April 3, 2012 > Citrus disease detected in California
Citrus disease detected in California
By Tracie Cone, Associated Press
FRESNO, Calif. (AP), Mar 30 - A citrus disease that has killed millions of citrus trees across Florida and Brazil has been detected in California, despite the industry's best efforts to keep it at bay.
The California Department of Food and Agriculture announced Friday that citrus greening, also known as huanglongbing, has been discovered in lemon/pummelo tree in a residential neighborhood of Los Angeles County.
The bacterial disease is carried by the Asian citrus psyllid and attacks the vascular system of trees. It is not a threat to humans.
``It's disappointing,'' said Joel Nelson of California Citrus Mutual. ``Now we'll see if this great program that we believe we have going is going to work.''
Detection of the disease has been state citrus growers' fear since the bug first crossed into San Diego County from Mexico in 2008, potentially threatening California's $1.3 billion fresh citrus market. Despite 25 years of worldwide research, there still are no biological or genetic controls for the disease that keeps fruit from ripening.
Until this detection, there had been no confirmed cases of an infected psyllid in California, and grower groups and state agricultural officials have been aggressively trapping and testing bugs for the disease since the first sighting.
State officials are making arrangements to remove and dispose of the tree, which so far is the only one found to be infected. They also will treat all citrus trees for psyllids within a half mile of the infected tree.

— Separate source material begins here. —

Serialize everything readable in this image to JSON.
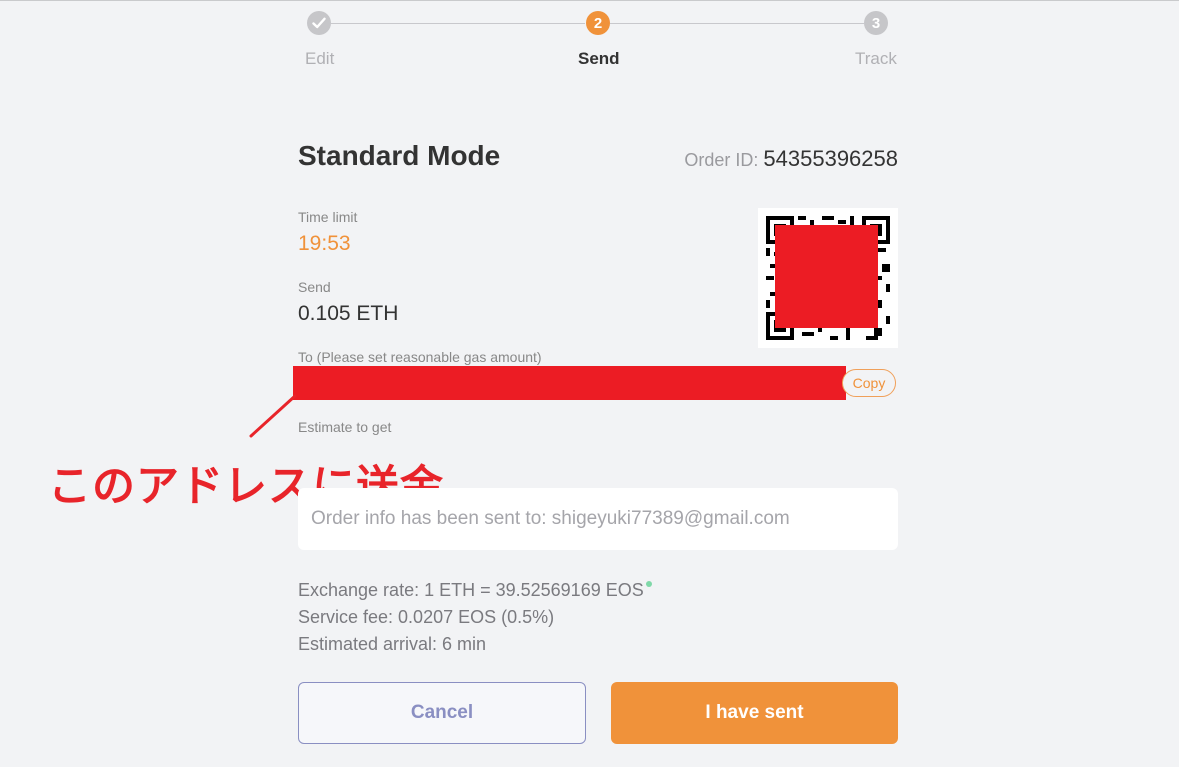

Only one infected pysllid has been trapped, but others can become vectors of the disease by feeding on an infected tree.